The Art of Leading Coaching & Influencing Others: Accountability, Ownership, & Impact?
The world is changing and so is the role of a leader.
It is becoming increasingly important for leaders to understand where accountability, ownership, and impact lie. The question is whether it falls on the employee or it falls on the leader.
A lot of research has been done on the topic of employee engagement. One of the components that determines the level of engagement is locus-of-control. Basically, who holds the accountability, ownership, and impact of the work.
The successful companies and organizations are the ones that put the accountability, ownership, and impact at the employee-level.

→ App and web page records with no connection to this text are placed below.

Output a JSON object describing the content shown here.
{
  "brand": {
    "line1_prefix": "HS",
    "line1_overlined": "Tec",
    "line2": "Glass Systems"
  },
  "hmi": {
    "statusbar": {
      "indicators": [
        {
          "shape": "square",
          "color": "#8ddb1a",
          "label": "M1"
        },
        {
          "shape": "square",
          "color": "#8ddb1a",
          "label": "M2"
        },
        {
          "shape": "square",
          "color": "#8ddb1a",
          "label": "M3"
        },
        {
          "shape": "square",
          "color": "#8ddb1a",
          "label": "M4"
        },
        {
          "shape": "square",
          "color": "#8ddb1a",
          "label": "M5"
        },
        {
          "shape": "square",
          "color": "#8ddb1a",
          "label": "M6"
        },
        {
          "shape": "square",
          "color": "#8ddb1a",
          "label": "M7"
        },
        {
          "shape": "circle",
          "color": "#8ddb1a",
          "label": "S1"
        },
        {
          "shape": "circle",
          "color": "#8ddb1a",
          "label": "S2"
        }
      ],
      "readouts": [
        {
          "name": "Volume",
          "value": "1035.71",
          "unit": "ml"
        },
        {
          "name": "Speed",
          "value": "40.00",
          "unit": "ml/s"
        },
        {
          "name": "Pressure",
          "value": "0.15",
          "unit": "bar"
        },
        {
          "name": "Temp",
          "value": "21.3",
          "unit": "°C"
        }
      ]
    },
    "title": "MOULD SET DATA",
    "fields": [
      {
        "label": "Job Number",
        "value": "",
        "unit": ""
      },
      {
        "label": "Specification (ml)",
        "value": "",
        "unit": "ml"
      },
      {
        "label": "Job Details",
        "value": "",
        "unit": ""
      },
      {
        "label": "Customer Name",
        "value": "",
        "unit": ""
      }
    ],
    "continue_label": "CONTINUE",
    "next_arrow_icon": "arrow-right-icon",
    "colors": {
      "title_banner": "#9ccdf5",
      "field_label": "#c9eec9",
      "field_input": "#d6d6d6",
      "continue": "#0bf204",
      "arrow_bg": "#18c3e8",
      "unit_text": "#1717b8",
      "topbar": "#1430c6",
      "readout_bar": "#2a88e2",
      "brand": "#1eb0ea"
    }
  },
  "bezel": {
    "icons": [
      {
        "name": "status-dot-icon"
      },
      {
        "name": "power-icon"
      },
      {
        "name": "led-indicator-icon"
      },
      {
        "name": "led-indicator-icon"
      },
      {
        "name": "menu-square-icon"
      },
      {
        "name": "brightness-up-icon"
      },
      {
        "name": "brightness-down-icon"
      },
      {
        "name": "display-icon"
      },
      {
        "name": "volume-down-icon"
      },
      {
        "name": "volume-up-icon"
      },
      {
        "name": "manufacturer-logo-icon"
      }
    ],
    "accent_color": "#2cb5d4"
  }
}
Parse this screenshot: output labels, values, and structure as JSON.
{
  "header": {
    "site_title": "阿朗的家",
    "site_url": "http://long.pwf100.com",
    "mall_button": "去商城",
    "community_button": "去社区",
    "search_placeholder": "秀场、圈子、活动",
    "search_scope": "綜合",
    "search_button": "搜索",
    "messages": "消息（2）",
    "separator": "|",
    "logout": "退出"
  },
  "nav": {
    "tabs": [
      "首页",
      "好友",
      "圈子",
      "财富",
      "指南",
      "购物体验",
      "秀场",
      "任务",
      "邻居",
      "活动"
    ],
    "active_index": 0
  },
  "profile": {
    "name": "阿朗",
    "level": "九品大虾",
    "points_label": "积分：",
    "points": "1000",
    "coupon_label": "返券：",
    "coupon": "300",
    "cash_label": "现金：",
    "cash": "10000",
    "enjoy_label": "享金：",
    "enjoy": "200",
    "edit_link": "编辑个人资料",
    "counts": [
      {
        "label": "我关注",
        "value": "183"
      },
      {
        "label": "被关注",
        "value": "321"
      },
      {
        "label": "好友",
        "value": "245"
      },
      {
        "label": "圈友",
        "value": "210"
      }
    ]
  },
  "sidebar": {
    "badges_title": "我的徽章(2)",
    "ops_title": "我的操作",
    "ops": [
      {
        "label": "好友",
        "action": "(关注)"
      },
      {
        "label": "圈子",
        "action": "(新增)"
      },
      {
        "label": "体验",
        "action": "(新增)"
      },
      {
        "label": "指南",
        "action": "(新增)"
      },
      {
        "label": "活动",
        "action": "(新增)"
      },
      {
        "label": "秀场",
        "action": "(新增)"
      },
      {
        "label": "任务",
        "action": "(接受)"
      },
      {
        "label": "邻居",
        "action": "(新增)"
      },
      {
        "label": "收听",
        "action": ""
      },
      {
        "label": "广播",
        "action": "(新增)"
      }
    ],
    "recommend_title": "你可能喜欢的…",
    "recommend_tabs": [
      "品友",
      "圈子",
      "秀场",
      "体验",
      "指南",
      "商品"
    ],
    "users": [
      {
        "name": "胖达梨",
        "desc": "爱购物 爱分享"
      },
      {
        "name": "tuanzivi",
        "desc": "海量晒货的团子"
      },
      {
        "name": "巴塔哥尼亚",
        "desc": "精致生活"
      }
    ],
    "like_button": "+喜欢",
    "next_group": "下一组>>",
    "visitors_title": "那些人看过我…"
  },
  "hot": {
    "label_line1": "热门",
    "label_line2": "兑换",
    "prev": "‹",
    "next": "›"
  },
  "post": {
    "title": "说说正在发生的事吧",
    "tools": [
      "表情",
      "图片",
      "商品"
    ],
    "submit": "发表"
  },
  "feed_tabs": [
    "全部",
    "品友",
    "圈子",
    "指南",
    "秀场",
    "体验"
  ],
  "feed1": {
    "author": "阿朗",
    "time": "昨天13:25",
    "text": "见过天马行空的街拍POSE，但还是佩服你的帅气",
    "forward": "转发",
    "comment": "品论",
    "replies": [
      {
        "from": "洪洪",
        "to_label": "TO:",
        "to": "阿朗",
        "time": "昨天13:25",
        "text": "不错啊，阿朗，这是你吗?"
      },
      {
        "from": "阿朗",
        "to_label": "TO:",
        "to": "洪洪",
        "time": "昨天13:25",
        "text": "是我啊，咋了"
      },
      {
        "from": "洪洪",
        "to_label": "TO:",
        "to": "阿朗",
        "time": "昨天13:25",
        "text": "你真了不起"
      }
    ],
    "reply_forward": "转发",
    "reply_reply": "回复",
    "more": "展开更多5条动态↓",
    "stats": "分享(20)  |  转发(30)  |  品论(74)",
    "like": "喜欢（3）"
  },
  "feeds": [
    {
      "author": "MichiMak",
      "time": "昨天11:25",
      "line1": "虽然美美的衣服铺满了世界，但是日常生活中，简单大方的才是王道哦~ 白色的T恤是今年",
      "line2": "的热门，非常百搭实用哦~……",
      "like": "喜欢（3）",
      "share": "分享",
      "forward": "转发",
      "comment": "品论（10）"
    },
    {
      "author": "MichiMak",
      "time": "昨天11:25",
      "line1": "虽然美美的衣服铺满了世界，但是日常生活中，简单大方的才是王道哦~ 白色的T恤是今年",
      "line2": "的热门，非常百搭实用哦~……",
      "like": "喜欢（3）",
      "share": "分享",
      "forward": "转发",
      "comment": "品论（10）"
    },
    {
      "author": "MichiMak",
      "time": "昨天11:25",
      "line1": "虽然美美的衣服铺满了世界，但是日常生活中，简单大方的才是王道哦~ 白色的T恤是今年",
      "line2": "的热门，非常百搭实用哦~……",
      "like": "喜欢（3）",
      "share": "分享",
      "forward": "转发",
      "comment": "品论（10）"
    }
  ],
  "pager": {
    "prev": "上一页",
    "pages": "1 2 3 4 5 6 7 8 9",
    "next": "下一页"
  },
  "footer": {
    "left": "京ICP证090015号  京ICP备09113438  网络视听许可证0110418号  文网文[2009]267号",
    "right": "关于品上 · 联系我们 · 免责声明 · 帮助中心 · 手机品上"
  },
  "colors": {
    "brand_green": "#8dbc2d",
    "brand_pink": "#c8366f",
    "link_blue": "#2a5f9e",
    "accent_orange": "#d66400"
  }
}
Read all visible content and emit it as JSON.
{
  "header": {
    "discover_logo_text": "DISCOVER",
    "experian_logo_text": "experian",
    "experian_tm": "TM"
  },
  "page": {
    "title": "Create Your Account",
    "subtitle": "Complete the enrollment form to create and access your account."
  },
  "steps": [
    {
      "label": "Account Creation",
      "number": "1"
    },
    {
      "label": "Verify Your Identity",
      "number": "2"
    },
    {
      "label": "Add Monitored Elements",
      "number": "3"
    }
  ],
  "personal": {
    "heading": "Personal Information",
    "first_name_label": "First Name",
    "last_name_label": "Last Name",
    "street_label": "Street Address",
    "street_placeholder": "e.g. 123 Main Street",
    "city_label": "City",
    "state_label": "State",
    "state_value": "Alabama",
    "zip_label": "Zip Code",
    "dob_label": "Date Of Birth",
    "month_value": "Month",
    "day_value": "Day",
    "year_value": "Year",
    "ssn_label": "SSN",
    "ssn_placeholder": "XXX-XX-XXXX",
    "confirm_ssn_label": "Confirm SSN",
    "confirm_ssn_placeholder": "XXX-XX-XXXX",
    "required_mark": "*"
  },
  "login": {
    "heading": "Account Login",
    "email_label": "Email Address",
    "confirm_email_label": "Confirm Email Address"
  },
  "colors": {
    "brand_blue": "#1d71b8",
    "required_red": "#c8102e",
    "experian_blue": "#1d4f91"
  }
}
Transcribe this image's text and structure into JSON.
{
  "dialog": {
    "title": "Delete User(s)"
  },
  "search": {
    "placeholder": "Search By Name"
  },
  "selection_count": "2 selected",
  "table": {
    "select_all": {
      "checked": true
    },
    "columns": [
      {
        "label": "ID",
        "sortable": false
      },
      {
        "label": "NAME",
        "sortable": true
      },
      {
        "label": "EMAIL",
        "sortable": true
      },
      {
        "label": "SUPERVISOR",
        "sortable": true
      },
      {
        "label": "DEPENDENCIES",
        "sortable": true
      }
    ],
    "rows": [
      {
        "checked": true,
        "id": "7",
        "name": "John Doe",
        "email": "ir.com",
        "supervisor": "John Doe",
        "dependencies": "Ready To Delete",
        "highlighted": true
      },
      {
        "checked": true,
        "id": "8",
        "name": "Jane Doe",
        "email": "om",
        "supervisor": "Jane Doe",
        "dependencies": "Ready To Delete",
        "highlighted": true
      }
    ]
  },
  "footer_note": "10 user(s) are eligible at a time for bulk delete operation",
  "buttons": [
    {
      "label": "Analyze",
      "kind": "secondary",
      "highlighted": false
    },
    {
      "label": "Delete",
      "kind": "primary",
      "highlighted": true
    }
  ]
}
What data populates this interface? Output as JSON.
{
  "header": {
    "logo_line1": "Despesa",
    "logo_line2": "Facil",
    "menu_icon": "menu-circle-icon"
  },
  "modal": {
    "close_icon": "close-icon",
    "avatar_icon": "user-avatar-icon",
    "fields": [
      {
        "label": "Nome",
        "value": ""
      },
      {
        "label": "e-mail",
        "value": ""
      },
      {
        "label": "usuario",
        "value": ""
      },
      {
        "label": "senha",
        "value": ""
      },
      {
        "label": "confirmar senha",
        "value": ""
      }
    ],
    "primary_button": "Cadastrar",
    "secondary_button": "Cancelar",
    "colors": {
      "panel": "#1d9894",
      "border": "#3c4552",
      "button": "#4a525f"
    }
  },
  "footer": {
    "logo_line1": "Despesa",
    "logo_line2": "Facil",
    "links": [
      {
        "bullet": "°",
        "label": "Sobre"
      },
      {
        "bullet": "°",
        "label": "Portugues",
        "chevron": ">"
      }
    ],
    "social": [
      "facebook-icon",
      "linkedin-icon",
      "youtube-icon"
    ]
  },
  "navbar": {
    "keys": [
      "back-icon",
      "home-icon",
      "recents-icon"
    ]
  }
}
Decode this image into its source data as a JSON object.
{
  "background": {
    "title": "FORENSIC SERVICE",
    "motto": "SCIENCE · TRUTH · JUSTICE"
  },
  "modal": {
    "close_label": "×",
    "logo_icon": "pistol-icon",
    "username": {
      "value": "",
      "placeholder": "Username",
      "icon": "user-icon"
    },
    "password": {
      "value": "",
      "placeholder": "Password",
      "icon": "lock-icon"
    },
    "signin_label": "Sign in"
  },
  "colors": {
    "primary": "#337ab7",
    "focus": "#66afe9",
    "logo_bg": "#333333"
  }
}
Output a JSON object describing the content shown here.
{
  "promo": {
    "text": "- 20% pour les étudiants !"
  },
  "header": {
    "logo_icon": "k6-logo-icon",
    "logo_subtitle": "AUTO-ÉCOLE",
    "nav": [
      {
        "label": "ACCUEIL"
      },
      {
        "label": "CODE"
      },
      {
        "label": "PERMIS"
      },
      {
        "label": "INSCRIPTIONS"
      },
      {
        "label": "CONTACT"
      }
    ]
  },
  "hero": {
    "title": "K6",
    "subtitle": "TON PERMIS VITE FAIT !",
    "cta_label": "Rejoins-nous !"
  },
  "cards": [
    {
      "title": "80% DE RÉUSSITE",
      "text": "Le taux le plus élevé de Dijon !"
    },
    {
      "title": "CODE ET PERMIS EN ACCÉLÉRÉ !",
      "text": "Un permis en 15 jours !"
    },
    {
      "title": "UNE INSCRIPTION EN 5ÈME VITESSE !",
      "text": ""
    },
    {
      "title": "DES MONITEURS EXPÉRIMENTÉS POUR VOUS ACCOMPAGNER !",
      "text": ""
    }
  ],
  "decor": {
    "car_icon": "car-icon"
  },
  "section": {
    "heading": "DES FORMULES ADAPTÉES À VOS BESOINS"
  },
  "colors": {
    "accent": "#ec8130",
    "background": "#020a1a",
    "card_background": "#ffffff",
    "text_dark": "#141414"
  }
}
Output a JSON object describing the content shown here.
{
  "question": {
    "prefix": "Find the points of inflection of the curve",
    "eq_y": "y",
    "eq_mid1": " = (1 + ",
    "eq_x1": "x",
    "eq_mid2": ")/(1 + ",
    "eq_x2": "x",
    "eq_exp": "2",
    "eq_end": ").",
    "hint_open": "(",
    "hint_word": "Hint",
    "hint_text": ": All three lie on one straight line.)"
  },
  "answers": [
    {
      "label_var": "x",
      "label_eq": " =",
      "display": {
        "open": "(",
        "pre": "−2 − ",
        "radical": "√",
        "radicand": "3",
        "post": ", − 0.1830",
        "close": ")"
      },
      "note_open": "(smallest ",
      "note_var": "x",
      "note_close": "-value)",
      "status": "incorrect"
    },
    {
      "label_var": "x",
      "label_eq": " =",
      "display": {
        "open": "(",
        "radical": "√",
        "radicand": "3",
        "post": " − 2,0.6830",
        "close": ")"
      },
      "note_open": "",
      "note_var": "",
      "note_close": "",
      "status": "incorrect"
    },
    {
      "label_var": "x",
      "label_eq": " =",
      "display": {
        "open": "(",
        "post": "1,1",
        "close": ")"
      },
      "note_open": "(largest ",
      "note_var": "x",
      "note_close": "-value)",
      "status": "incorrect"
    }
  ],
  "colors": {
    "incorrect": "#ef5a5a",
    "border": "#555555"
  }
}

Leader-Based: When accountability, ownership, and impact is held at the leadership level it is more about the leader and their desire to control the process and the employees. It means that the leader holds the keys to the kingdom and the project or work revolves around them. It can show up as micro-managing, attempts to control the behaviors of their people, or grandstanding, especially in meetings with the next level of leadership. The problem is that it reduces the level of ownership and responsibility in the employees and the team. The employees may feel like pawns on a chess board being moved from task to task, in response to the commands of the leader. And because they are simply doing what they’re told, they have a tendency to disengage instead of being fully engaged in meaningful work. Leaders who lead from this perspective are more apt to say it was a team effort but act as if they themselves are the reason the team succeeded, especially when it comes time to share the credit.
Employee-Based: When accountability, ownership, and impact is held at the employee level, employees are more engaged. They feel that their work is important and they can make a real difference in the outcome. They are more apt to offer suggestions and push themselves because they know they are responsible for finding solutions and bringing the project in on-time and within budget. Ideas flow a little freer because they know that the leader is looking to them to create solutions instead of them worrying about offending a leader who feels like they know best or that only they have the best ideas. Turns out that the latest research shows that the freedom to share their ideas and suggestions without retribution or criticism (psychological safety) is the most important characteristic of a successful team
The idea of employees being the ones who should create the solutions is not new. It’s been around since the Japanese took over the car business from the hierarchical automakers of Detroit back in the early 70’s. However, it is becoming increasingly more important as the the market gets more competitive and the makeup of the workforce changes.
We know that younger employees (millennials) need to come to work and feel like they have a say in their work and that they can make a difference. The days of following a leader blindly are passing. This reality has even forced the United States Marine Core to revamp their training. Why? Because they realized that wars are fought differently today and soldiers need to sometimes make decisions on their own in the moment. They also realized that the recruits enlisting today are much different then the ones who enlisted 15 or 20 years ago. The world changed and so they needed to change!
So what about you?
Are you leading like you did 5 years ago and hoping the market and your employees conform to you?
Are you pushing accountability, ownership, and impact down to your people?
A wise man once said … when a manager is present the people say look at what he accomplished. When a great leader is present the people say look at what we have done!
So what are your people saying?
It’s your move …